If the original “Ooops” singer, Britney Spears, had been more into felonies and less into wholesome pretenses, she could stand as as a true descendant of Lulu. Lulu — in her put-upon, pouty way — goes in for murder and blackmail, always with a “Now look what you’ve gone and made me do” attitude. On the bright side, she enjoys seducing men of means. After a stint of education-by-incest, Lulu’s father put her on the street as a hooker when she was 10. Or so we are told. What is clear is that the father continues in a pimp role, sponging off of Lulu whenever he gets a chance.
Sara Barker, in the title role at the WSC, plays Lulu as a resourceful woman to whom things happen. Her resources are pretty simple and exaggerated — seduce, seduce, pout, pout — but that’s expressionism for you. Suitably strident are Karin Rosnizeck as a frustrated lesbian aristocrat who lusts after Lulu and Jay Hardee, Jack Miggins, Angel Torres and James Finley as men who scar, and are scarred by, Lulu. There’s a lot of double and triple casting (one actor playing two or three roles) in the WSC Lulu. As it happens, Finley plays a role that Wedekind reserved for himself in early productions: Jack the Ripper. Fortunately, Finley is one of those guys who looks better without clothing than with it, for he is completely naked for his big bloody butchery scene.
The WSC cast of 23 portrays vivid caricatures on the order of the satirized subjects in the paintings of the German expressionist painters Emil Nolde, George Grosz and James Ensor. The bourgeoisie and its parasitical hangers-on get no mercy.
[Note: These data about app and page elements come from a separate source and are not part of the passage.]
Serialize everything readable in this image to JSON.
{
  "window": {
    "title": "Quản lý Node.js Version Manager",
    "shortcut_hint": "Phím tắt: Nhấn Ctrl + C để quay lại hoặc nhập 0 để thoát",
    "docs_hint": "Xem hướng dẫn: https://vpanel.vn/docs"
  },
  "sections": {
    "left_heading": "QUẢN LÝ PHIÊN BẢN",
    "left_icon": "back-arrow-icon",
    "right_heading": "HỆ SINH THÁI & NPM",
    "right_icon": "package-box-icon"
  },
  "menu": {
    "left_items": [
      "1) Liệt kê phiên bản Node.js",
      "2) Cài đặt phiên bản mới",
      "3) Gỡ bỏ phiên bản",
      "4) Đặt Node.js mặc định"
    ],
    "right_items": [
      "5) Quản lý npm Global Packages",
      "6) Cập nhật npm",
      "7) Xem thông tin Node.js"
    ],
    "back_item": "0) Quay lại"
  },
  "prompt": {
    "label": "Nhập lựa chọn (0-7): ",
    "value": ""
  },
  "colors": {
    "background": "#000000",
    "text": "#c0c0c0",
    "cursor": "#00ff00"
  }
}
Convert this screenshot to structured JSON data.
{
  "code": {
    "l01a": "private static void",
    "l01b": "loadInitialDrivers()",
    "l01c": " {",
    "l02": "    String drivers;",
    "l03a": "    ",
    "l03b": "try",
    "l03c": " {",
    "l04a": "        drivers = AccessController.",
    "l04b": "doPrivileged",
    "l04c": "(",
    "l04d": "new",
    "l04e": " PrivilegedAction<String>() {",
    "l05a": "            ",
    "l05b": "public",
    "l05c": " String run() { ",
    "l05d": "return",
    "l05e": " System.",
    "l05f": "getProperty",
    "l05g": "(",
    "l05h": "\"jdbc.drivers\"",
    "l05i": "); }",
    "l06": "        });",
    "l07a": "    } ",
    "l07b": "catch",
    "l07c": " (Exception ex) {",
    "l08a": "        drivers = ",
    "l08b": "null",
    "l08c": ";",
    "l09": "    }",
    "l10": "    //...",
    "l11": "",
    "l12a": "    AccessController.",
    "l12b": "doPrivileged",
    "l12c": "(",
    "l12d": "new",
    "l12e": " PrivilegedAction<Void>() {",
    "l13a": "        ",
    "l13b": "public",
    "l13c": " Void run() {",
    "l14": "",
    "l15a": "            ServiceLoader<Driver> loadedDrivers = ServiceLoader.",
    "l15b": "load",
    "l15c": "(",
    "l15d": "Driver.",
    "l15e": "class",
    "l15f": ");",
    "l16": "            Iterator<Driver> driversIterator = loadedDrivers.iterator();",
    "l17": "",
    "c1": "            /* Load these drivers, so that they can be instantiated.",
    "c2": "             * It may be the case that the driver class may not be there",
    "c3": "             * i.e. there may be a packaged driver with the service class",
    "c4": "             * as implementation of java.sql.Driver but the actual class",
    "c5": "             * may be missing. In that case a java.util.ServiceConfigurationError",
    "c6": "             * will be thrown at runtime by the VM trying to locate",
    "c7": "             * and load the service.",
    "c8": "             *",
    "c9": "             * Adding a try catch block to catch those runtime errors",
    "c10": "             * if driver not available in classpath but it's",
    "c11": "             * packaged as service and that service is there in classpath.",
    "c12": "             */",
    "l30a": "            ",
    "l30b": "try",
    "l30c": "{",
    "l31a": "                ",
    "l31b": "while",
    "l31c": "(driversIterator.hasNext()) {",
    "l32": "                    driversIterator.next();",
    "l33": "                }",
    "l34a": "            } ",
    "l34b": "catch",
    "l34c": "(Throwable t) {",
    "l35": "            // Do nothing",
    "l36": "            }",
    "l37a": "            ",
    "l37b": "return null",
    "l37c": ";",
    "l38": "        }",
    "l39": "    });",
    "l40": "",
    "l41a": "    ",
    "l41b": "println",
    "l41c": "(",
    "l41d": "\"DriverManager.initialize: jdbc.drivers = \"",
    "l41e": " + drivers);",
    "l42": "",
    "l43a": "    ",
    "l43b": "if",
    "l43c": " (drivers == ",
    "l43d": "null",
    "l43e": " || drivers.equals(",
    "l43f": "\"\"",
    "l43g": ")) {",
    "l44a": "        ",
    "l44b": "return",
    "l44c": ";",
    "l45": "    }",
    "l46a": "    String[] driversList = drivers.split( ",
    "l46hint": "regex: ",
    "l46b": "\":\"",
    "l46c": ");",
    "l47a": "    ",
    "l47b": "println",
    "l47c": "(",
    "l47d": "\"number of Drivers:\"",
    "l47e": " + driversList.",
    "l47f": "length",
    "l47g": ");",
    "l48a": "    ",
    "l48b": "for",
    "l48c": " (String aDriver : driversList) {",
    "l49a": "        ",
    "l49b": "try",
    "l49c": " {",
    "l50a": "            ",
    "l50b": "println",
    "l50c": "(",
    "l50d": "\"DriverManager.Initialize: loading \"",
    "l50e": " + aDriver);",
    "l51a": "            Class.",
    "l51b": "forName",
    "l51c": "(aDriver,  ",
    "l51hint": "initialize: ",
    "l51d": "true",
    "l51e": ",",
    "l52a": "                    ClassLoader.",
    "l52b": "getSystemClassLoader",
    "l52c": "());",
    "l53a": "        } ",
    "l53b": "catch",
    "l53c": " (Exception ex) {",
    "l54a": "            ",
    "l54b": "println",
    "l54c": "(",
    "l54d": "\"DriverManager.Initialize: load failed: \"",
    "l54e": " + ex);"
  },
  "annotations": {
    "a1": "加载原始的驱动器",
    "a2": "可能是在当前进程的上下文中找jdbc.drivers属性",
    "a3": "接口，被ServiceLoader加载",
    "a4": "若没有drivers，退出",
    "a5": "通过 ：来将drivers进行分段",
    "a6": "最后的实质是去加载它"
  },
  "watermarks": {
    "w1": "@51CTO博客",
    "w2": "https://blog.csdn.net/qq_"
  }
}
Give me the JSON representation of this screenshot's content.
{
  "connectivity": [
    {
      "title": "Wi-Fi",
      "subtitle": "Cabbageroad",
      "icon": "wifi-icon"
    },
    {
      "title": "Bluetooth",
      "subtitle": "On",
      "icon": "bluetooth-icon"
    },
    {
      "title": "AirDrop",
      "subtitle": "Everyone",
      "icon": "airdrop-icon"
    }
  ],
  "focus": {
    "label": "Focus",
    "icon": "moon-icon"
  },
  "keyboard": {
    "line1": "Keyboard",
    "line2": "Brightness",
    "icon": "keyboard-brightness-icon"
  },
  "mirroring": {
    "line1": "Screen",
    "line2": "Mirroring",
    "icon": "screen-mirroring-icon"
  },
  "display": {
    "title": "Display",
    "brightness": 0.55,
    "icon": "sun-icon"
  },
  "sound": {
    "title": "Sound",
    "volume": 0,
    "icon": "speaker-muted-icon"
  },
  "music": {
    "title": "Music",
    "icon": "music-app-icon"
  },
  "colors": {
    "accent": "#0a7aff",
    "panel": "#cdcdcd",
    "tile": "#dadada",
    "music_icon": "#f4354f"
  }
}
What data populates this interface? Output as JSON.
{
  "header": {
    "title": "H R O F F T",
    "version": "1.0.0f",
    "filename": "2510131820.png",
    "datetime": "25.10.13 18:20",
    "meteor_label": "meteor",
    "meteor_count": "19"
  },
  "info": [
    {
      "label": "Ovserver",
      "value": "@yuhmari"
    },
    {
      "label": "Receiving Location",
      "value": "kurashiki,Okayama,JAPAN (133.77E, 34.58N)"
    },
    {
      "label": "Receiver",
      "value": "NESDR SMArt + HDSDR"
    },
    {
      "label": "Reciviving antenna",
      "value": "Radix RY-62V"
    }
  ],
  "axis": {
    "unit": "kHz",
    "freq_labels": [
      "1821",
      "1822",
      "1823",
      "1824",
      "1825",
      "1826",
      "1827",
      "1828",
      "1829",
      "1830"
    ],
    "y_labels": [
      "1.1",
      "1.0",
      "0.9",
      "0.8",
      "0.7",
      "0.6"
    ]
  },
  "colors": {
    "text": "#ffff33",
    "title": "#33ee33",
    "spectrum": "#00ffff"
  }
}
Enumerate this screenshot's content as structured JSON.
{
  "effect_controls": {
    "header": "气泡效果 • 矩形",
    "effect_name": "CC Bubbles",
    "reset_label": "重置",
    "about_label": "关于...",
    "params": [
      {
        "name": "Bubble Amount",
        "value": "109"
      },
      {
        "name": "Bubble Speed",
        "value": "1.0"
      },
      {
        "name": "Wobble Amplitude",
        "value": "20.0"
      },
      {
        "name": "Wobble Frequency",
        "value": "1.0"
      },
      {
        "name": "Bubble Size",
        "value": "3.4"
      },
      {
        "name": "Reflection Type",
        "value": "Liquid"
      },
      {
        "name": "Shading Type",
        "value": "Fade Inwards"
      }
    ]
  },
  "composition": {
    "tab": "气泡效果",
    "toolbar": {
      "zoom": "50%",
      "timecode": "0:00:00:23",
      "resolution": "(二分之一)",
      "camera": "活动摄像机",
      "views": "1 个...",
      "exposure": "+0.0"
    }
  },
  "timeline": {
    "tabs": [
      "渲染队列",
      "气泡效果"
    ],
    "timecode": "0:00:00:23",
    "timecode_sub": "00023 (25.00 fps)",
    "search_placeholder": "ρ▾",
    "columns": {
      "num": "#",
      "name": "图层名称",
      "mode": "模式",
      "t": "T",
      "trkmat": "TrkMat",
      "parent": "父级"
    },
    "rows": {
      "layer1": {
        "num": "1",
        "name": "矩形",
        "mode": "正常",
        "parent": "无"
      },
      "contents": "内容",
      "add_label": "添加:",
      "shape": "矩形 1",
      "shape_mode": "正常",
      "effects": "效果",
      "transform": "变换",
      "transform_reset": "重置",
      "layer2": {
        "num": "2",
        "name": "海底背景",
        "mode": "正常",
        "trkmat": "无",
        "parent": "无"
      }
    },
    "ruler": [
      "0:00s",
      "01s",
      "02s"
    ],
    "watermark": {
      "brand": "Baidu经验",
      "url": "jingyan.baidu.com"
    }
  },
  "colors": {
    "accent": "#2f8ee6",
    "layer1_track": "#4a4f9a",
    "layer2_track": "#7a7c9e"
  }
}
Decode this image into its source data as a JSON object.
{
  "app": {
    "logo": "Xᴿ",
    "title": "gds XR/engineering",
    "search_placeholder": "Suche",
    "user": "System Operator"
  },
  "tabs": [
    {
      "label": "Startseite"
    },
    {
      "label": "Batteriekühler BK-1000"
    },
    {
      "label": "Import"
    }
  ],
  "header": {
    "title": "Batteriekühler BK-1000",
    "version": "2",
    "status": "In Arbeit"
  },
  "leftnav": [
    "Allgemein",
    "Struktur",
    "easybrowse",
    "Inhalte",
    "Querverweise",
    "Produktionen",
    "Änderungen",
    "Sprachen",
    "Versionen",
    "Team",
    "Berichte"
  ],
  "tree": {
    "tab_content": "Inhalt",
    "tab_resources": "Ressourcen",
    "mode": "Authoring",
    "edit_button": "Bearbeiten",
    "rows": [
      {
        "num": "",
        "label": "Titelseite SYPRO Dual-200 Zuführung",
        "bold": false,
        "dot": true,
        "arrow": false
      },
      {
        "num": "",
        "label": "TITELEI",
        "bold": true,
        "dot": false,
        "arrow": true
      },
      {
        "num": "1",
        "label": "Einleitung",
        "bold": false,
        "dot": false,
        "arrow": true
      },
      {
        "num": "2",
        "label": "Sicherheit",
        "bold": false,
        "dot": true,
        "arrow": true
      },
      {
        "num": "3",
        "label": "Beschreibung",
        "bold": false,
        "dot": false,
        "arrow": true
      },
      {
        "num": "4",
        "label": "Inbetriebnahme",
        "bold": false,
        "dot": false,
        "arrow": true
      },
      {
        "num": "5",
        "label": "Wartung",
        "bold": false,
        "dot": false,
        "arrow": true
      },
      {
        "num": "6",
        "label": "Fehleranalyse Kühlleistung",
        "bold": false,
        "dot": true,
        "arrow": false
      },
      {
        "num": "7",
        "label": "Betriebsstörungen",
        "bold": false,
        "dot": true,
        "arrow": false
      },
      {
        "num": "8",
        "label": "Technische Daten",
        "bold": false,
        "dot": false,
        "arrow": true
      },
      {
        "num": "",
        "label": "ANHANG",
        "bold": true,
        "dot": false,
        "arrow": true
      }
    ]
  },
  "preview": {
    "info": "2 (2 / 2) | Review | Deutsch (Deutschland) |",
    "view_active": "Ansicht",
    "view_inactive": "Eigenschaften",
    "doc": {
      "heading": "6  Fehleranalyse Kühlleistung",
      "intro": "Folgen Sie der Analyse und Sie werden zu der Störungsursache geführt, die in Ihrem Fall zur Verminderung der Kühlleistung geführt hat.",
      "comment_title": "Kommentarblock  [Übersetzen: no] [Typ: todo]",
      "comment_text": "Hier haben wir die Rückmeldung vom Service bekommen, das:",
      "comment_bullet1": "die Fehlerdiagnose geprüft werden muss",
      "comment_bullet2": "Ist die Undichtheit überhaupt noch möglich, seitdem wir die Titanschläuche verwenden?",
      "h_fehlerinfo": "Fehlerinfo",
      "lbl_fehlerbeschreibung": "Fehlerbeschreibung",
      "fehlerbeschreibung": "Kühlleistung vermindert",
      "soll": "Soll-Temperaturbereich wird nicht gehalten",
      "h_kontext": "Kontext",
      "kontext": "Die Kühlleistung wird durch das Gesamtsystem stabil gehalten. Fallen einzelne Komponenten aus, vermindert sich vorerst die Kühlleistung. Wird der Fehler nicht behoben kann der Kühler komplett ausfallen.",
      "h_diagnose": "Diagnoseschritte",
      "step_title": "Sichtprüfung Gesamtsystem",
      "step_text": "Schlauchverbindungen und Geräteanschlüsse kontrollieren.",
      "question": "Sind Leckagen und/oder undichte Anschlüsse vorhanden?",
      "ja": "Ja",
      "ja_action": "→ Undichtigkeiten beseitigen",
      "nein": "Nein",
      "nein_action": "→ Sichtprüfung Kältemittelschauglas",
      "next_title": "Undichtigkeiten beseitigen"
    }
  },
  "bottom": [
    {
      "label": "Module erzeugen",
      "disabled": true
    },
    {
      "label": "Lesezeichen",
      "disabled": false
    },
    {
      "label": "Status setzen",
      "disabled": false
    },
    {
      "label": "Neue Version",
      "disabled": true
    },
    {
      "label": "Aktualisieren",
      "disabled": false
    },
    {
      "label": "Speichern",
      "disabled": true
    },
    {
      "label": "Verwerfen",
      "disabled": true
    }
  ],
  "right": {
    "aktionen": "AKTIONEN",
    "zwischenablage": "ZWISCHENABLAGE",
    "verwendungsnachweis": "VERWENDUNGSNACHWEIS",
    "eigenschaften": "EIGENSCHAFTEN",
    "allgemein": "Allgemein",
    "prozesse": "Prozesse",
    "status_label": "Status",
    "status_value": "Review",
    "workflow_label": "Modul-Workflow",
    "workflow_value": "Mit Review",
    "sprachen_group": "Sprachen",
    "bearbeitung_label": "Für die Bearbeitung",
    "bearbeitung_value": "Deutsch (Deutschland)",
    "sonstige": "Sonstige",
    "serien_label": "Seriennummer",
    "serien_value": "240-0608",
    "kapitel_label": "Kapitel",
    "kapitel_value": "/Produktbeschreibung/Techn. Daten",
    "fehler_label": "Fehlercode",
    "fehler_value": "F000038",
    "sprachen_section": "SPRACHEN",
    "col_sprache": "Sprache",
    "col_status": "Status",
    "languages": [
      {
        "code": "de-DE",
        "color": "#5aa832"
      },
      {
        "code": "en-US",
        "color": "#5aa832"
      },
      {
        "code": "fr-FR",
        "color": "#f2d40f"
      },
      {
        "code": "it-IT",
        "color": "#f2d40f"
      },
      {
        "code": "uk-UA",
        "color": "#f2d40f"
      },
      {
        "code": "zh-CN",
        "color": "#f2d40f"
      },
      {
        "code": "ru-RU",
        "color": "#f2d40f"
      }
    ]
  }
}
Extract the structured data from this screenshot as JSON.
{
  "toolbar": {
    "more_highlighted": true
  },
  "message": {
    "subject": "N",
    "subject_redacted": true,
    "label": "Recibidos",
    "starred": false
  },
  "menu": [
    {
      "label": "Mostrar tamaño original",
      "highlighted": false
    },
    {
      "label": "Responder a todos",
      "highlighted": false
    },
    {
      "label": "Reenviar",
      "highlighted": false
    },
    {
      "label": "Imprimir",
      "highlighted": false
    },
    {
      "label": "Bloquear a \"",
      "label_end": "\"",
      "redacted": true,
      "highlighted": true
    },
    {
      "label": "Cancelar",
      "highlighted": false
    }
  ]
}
Even trimmed to about a third of the Wedekind material, the WSC Lulu comes close to being an overdose of despair, even jaunty despair, and corruption, even innocent corruption. The final scenes are padded out with wordy, whiny soliloquies. The mind starts to wander. What was going on in middle and northern Europe during those years? Oh, yeah; Germany was headed toward two world wars. The “best lack conviction, while the worst are full of passionate intensity” as the Anglo-Irish poet William Butler Yeats put it (in a different context, but during those same years). The sophisticated aesthetic and intellectual elites of Germany were getting all blasé, ironical and nihilistic. Meanwhile the desperate poor were being manipulated by nutsy demagogues, always on the lookout for scapegoats and hate objects. Not an unfamiliar scenario, come to think of it.
One definitely does not want to overdose on even the most bracing despair and corruption. They tend to sap the will to resist and struggle.
Disclaimer: Washington Shakespeare Company provided two complimentary media tickets to ShowBizRadio for this review.
This article can be linked to as: http://washingtondc.showbizradio.com/goto/4339.
Joe Adcock lives in Arlington with his wife, daughter, son-in-law and two grandchildren. Before retiring last year at age 70, he was theater critic at the Seattle Post-Intelligencer for 27 years. Prior to that, he reviewed plays for the Philadelphia Bulletin, the Texas Observer and the Swarthmore College Phoenix. Non-reviewing journalistic jobs include writing for the Houston Chronicle, the San Juan (Puerto Rico) Star and El Mundo de San Juan. Think about it: most of the papers he worked for no longer exist. Maybe this internet gig has better longevity prospects.